How do you relate to the concept of salvation by faith alone without the deeds of the law? Does it, perhaps, scare you a little, making you think that it can be an excuse for sin—or do you rejoice in it? What does your answer say about your understanding of salvation?

FRIDAY July 21

Further Thought: “The danger has been presented to me again and again of entertaining, as a people, false ideas of justification by faith. I have been shown for years that Satan would work in a special manner to confuse the mind on this point. The law of God has been largely dwelt upon and has been presented to congregations, almost as destitute of the knowledge of Jesus Christ and His relation to the law as was the offering of Cain. I have been shown that many have been kept from the faith because of the mixed, confused ideas of salvation, because the ministers have worked in a wrong manner to reach hearts. The point that has been urged upon my mind for years is the imputed righteousness of Christ. . . .

“There is not a point that needs to be dwelt upon more earnestly, repeated more frequently, or established more firmly in the minds of all than the impossibility of fallen man meriting anything by his own best good works. Salvation is through faith in Jesus Christ alone.”—Ellen G. White, Faith and Works, pp. 18, 19.

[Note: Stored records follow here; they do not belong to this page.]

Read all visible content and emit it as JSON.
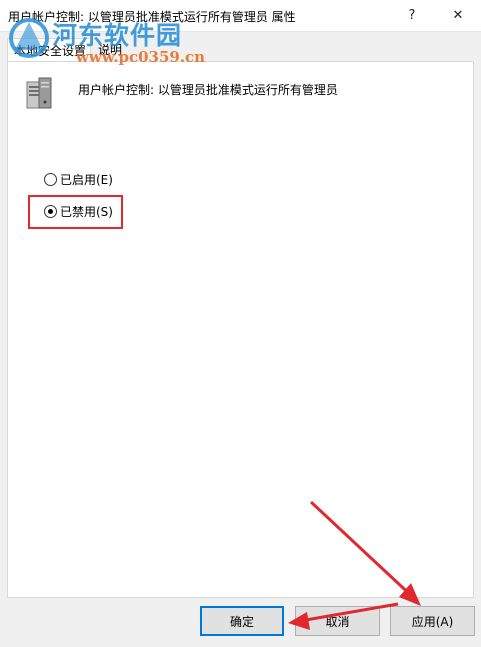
{
  "window": {
    "title": "用户帐户控制: 以管理员批准模式运行所有管理员 属性",
    "help_glyph": "?",
    "close_glyph": "✕"
  },
  "tabs": [
    {
      "label": "本地安全设置",
      "selected": true
    },
    {
      "label": "说明",
      "selected": false
    }
  ],
  "policy": {
    "name": "用户帐户控制: 以管理员批准模式运行所有管理员",
    "icon": "server-policy-icon"
  },
  "options": [
    {
      "label": "已启用(E)",
      "checked": false
    },
    {
      "label": "已禁用(S)",
      "checked": true
    }
  ],
  "buttons": {
    "ok": "确定",
    "cancel": "取消",
    "apply": "应用(A)"
  },
  "watermark": {
    "name": "河东软件园",
    "url": "www.pc0359.cn"
  },
  "colors": {
    "highlight": "#e0282e",
    "arrow": "#e0282e",
    "default_button_border": "#0078d7",
    "watermark_blue": "#2a8fd6",
    "watermark_orange": "#e8702a"
  }
}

“The law demands righteousness, and this the sinner owes to the law; but he is incapable of rendering it. The only way in which he can attain to righteousness is through faith. By faith he can bring to God the merits of Christ, and the Lord places the obedience of His Son to the sinner’s account. Christ’s righteousness is accepted in place of man’s failure, and God receives, pardons, justifies, the repentant, believing soul, treats him as though he were righteous, and loves him as He loves His Son.”—Ellen G. White, Selected Messages, book 1, p. 367.

Discussion Questions:

  1.  In the first passage quoted above, Ellen G. White says no subject needs to be emphasized more than justification by faith. As a class, discuss whether her comments are as applicable for us today as they were when she wrote them more than a hundred years ago, and, if so, why.

  2.  Think about the Protestant Reformation and Luther. However different the time and place and circumstance, why was the truth that Paul presented here so crucial a factor in freeing millions from the spiritual bondage of Rome?

Summary: Peter’s behavior in Antioch suggested that ex-pagans could not be true Christians unless they were first circumcised. Paul pointed out the fallacy of such thinking. God cannot pronounce anyone righteous on the basis of that person’s behavior, for even the best humans are not perfect. It is only by accepting what God has done for us in Christ that we sinners can be justified in His sight.